--- SOURCE INFORMATION ---

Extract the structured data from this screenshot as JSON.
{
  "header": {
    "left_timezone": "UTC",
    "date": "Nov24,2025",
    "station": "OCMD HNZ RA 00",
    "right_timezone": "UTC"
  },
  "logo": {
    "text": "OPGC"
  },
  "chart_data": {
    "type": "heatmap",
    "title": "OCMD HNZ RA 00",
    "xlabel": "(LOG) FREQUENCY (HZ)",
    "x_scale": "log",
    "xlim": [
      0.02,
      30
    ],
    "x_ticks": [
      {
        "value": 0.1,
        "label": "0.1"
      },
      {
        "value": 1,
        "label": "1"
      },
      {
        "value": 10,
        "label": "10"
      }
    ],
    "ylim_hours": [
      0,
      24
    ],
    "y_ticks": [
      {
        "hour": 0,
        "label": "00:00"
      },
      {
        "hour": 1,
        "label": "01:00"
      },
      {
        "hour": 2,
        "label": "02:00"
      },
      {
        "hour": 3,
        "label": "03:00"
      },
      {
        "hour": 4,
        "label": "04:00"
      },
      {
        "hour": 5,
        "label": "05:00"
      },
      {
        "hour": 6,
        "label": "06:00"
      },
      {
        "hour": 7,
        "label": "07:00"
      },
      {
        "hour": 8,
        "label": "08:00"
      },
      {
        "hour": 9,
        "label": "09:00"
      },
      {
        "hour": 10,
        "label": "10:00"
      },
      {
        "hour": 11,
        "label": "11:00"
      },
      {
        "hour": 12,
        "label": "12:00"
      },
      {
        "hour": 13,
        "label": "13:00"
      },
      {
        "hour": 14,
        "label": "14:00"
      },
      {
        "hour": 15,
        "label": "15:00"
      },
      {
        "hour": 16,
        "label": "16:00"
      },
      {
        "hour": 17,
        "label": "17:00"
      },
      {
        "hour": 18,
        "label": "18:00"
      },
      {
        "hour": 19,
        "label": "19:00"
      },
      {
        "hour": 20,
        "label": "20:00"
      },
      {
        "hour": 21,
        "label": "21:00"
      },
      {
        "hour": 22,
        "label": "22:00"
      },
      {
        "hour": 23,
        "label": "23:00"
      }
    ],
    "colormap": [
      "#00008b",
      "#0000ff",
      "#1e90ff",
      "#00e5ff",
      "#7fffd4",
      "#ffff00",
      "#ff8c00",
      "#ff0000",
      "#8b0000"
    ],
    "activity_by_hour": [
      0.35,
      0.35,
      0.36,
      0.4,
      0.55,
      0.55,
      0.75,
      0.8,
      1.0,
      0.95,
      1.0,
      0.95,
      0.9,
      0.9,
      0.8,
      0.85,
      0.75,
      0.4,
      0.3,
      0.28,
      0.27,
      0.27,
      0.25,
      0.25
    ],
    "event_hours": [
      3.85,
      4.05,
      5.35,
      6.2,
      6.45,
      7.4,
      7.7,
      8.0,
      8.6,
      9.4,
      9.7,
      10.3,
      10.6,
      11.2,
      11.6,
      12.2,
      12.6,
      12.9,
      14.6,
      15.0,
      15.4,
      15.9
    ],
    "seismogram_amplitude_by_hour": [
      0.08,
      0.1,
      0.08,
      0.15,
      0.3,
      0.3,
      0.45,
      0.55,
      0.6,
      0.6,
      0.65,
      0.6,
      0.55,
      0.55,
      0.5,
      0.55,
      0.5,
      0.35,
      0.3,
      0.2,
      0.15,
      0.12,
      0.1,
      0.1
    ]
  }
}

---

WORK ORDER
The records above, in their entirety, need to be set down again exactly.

RESPONSE
Extract the structured data from this screenshot as JSON.
{
  "header": {
    "left_timezone": "UTC",
    "date": "Nov24,2025",
    "station": "OCMD HNZ RA 00",
    "right_timezone": "UTC"
  },
  "logo": {
    "text": "OPGC"
  },
  "chart_data": {
    "type": "heatmap",
    "title": "OCMD HNZ RA 00",
    "xlabel": "(LOG) FREQUENCY (HZ)",
    "x_scale": "log",
    "xlim": [
      0.02,
      30
    ],
    "x_ticks": [
      {
        "value": 0.1,
        "label": "0.1"
      },
      {
        "value": 1,
        "label": "1"
      },
      {
        "value": 10,
        "label": "10"
      }
    ],
    "ylim_hours": [
      0,
      24
    ],
    "y_ticks": [
      {
        "hour": 0,
        "label": "00:00"
      },
      {
        "hour": 1,
        "label": "01:00"
      },
      {
        "hour": 2,
        "label": "02:00"
      },
      {
        "hour": 3,
        "label": "03:00"
      },
      {
        "hour": 4,
        "label": "04:00"
      },
      {
        "hour": 5,
        "label": "05:00"
      },
      {
        "hour": 6,
        "label": "06:00"
      },
      {
        "hour": 7,
        "label": "07:00"
      },
      {
        "hour": 8,
        "label": "08:00"
      },
      {
        "hour": 9,
        "label": "09:00"
      },
      {
        "hour": 10,
        "label": "10:00"
      },
      {
        "hour": 11,
        "label": "11:00"
      },
      {
        "hour": 12,
        "label": "12:00"
      },
      {
        "hour": 13,
        "label": "13:00"
      },
      {
        "hour": 14,
        "label": "14:00"
      },
      {
        "hour": 15,
        "label": "15:00"
      },
      {
        "hour": 16,
        "label": "16:00"
      },
      {
        "hour": 17,
        "label": "17:00"
      },
      {
        "hour": 18,
        "label": "18:00"
      },
      {
        "hour": 19,
        "label": "19:00"
      },
      {
        "hour": 20,
        "label": "20:00"
      },
      {
        "hour": 21,
        "label": "21:00"
      },
      {
        "hour": 22,
        "label": "22:00"
      },
      {
        "hour": 23,
        "label": "23:00"
      }
    ],
    "colormap": [
      "#00008b",
      "#0000ff",
      "#1e90ff",
      "#00e5ff",
      "#7fffd4",
      "#ffff00",
      "#ff8c00",
      "#ff0000",
      "#8b0000"
    ],
    "activity_by_hour": [
      0.35,
      0.35,
      0.36,
      0.4,
      0.55,
      0.55,
      0.75,
      0.8,
      1.0,
      0.95,
      1.0,
      0.95,
      0.9,
      0.9,
      0.8,
      0.85,
      0.75,
      0.4,
      0.3,
      0.28,
      0.27,
      0.27,
      0.25,
      0.25
    ],
    "event_hours": [
      3.85,
      4.05,
      5.35,
      6.2,
      6.45,
      7.4,
      7.7,
      8.0,
      8.6,
      9.4,
      9.7,
      10.3,
      10.6,
      11.2,
      11.6,
      12.2,
      12.6,
      12.9,
      14.6,
      15.0,
      15.4,
      15.9
    ],
    "seismogram_amplitude_by_hour": [
      0.08,
      0.1,
      0.08,
      0.15,
      0.3,
      0.3,
      0.45,
      0.55,
      0.6,
      0.6,
      0.65,
      0.6,
      0.55,
      0.55,
      0.5,
      0.55,
      0.5,
      0.35,
      0.3,
      0.2,
      0.15,
      0.12,
      0.1,
      0.1
    ]
  }
}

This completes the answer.